Peres: We won't apologize for Gaza op

President blasts Hamas in heated exchange with Al-Jazeera reporter, but admits IDF made mistakes.

peres big head US 248.88 (photo credit: AP)
peres big head US 248.88
(photo credit: AP)
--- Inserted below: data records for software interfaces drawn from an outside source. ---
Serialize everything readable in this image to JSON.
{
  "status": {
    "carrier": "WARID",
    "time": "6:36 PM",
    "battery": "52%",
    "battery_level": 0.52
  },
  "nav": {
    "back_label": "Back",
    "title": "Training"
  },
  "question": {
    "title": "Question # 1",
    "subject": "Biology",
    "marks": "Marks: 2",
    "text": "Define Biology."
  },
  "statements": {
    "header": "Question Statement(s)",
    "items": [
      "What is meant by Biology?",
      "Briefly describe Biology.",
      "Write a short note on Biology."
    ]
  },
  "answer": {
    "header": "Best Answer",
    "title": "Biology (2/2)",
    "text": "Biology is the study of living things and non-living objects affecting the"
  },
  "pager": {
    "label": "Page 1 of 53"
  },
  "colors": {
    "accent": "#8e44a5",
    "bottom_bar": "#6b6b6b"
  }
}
President Shimon Peres told reporters Wednesday that IDF forces did not intentionally aim at civilians or United Nations facilities during Operation Cast Lead, but acknowledged that Israel may have made "some mistakes." Speaking after a private meeting with UN Secretary-General Ban Ki-moon, Peres repeated the government's position that it would not accept "one word" of a report about attacks on UN facilities during the war that was released Tuesday. The report, commissioned by Ban in February, blamed Israel for failing to take adequate precautions to ensure that UN installations and civilians sheltering in them would be protected from shells or other fire intended for Hamas terrorists. "I admit we made some mistakes - I don't know any war without some mistakes," Peres said, noting that Israeli soldiers were killed by friendly fire during the offensive. "We would not like to kill a single civilian," he added. But he said Israel would not apologize, as the board of inquiry recommended, for causing civilian deaths and injuries while trying to rout Hamas. "We don't think we have to apologize because we have the right to defend the lives of our children and women," he said. He later added that the American army checked Israel's actions and found no violation of laws of war. A reporter for Al-Jazeera interrupted Peres, replying, "But the United Nations says you were wrong." "We never aimed at any civilians," Peres said during the heated exchange. "You want an answer? I know as good as you know," Peres went on, challenging the reporter to explain why Hamas continued to fire rockets into southern Israel. "Why did they fire? What for?" Peres said. He criticized the four-person board of inquiry for failing to account for Hamas actions that drew fire into civilian areas, saying that if Hamas "didn't shoot, there wouldn't be a single problem." Peres said he felt the tenor of the report threatened a "rift" between Israel and the UN, but said he had aired his concerns with Ban. "We had a problem, but it is settled," Peres said. Ban is scheduled to discuss the report Thursday with the Security Council. He said Tuesday his office would not back any additional inquiry into Israeli conduct during the Gaza war, though a separate committee will review questions of compensation Israel may owe the UN for millions of dollars in damage to facilities operated by the Relief and Works Agency for Palestine Refugees and other UN agencies. Israel, which cooperated with the board of inquiry report, is party to that process. The government has so far said it would not cooperate with a separate probe initiated by the UN's Human Rights Council, a body widely viewed as biased against Israel. Peres added that he had raised additional concerns with Ban about the anti-Israel speech last month by Iranian President Mahmoud Ahmadinejad at the UN's conference on racism in Geneva. "There is a limit to formalities," Peres warned. He added that Ban claimed not to know that Ahmadinejad would be speaking.